Then there’s the Bad Guys aka the Martinez brothers (Sergio Peris-Mencheta and Óscar Jaenada), a pair of impossibly generic gangster antagonists so transparent as to barely exist, and whose inevitable comeuppance at Rambo’s hand feels only mildly more eventful than that of the dozens of rent-a-goons he slaughters in the final 20 minutes.
But at least the film doesn’t ruin the title character himself, who is again brought to life with a compellingly heightened decrepitude by Stallone, even if our seventy-something John Rambo is certainly a far more capable hero than your average OAP.
But Stallone clearly has a lot of love left for the character, and does his level-best to ensure his through-line is true to what came before. Sly proudly bares his creased face in every close-up director Adrian Grunberg is willing to provide, and is the film’s sole bearer of anything approaching honest-to-God humanity.
Yet it’s tough to escape the overall feeling that what should be an affecting, poignant final chapter for the series feels like any other movie – or worse still, any direct-to-VOD thriller Sly has been lending his name and face to lately. The first two acts in particular are fired through with such a casual, unfussed ordinariness that, despite the new setting, there’s very little narrative or character-based meat for anyone to chew on.
Seeing Sly abandon the wilderness to the big city to rescue his cute niece could be cribbed from any one of the numerous Taken knock-offs piped into digital platforms every week, and even Stallone’s self-penned script rarely musters more than generic placeholder dialogue or incidents.
Act three tries somewhat harder with one visceral dramatic moment so good it’s probably embarrassed to be in the movie, and of course, the inevitable murder-a-thon finale. Taking more than a few cues from both Home Alone and Skyfall, Rambo’s final “home defense” showdown with Martinez’s endless army of faceless mooks delivers a glorified supercut of excessively creative killing, even if Grunberg spoils a lot of the fun due to incomprehensible editing choices, distracting CGI gore and poor lighting conditions.

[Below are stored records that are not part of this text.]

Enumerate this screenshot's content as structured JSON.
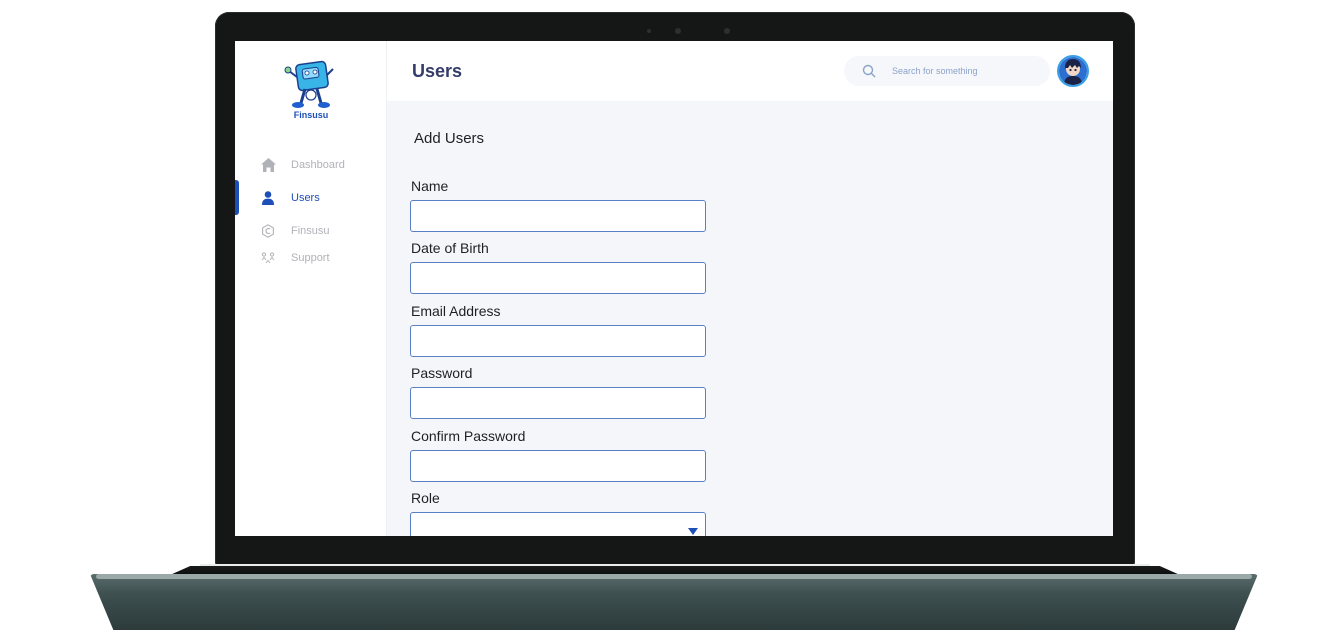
{
  "app": {
    "brand": "Finsusu"
  },
  "sidebar": {
    "items": [
      {
        "label": "Dashboard",
        "icon": "home-icon",
        "active": false
      },
      {
        "label": "Users",
        "icon": "user-icon",
        "active": true
      },
      {
        "label": "Finsusu",
        "icon": "finsusu-icon",
        "active": false
      },
      {
        "label": "Support",
        "icon": "support-icon",
        "active": false
      }
    ]
  },
  "header": {
    "title": "Users",
    "search_placeholder": "Search for something"
  },
  "form": {
    "title": "Add Users",
    "fields": [
      {
        "label": "Name",
        "value": ""
      },
      {
        "label": "Date of Birth",
        "value": ""
      },
      {
        "label": "Email Address",
        "value": ""
      },
      {
        "label": "Password",
        "value": ""
      },
      {
        "label": "Confirm Password",
        "value": ""
      },
      {
        "label": "Role",
        "value": ""
      }
    ]
  },
  "colors": {
    "accent": "#1d4fb8",
    "title": "#343c6a",
    "muted": "#b1b1b8",
    "background": "#f5f6fa",
    "input_border": "#5b7fc4"
  }
}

If you were hoping for a climax that might hold a candle to the all-timer ending of 2008’s Rambo, prepare to be bitterly disappointed. If nothing else, it’s persuasive proof that Stallone himself, who helmed that film, probably should’ve been behind the camera for what is apparently the final Rambo outing. But even then, Stallone’s already talked-up the possibility of a sixth go-around (Last Blood: Part II?), so who knows?
Disappointingly generic and technically roughshod, Last Blood satisfies neither as a character drama nor a gonzo action thriller, seemingly ending the Rambo franchise on a cobbled-together whimper.
Flickering Myth Rating – Film: ★ ★ / Movie: ★ ★
Shaun Munro – Follow me on Twitter for more film rambling.